# [Work to complete]
When you copy the data, keep every line exactly as written and skip the pictures.

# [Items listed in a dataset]
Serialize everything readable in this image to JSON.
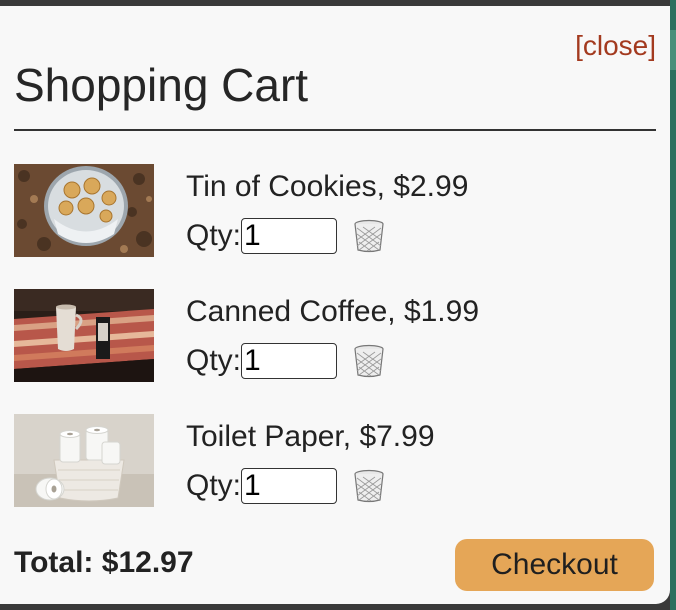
{
  "modal": {
    "close_label": "[close]",
    "title": "Shopping Cart"
  },
  "items": [
    {
      "name_price": "Tin of Cookies, $2.99",
      "qty_label": "Qty:",
      "qty_value": "1",
      "image": "cookies-tin-photo"
    },
    {
      "name_price": "Canned Coffee, $1.99",
      "qty_label": "Qty:",
      "qty_value": "1",
      "image": "canned-coffee-photo"
    },
    {
      "name_price": "Toilet Paper, $7.99",
      "qty_label": "Qty:",
      "qty_value": "1",
      "image": "toilet-paper-photo"
    }
  ],
  "footer": {
    "total_text": "Total: $12.97",
    "checkout_label": "Checkout"
  },
  "colors": {
    "close_link": "#a33a1f",
    "checkout_button": "#e5a657",
    "modal_background": "#f8f8f8"
  }
}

# [Task answer]
Serialize everything readable in this image to JSON.
{
  "modal": {
    "close_label": "[close]",
    "title": "Shopping Cart"
  },
  "items": [
    {
      "name_price": "Tin of Cookies, $2.99",
      "qty_label": "Qty:",
      "qty_value": "1",
      "image": "cookies-tin-photo"
    },
    {
      "name_price": "Canned Coffee, $1.99",
      "qty_label": "Qty:",
      "qty_value": "1",
      "image": "canned-coffee-photo"
    },
    {
      "name_price": "Toilet Paper, $7.99",
      "qty_label": "Qty:",
      "qty_value": "1",
      "image": "toilet-paper-photo"
    }
  ],
  "footer": {
    "total_text": "Total: $12.97",
    "checkout_label": "Checkout"
  },
  "colors": {
    "close_link": "#a33a1f",
    "checkout_button": "#e5a657",
    "modal_background": "#f8f8f8"
  }
}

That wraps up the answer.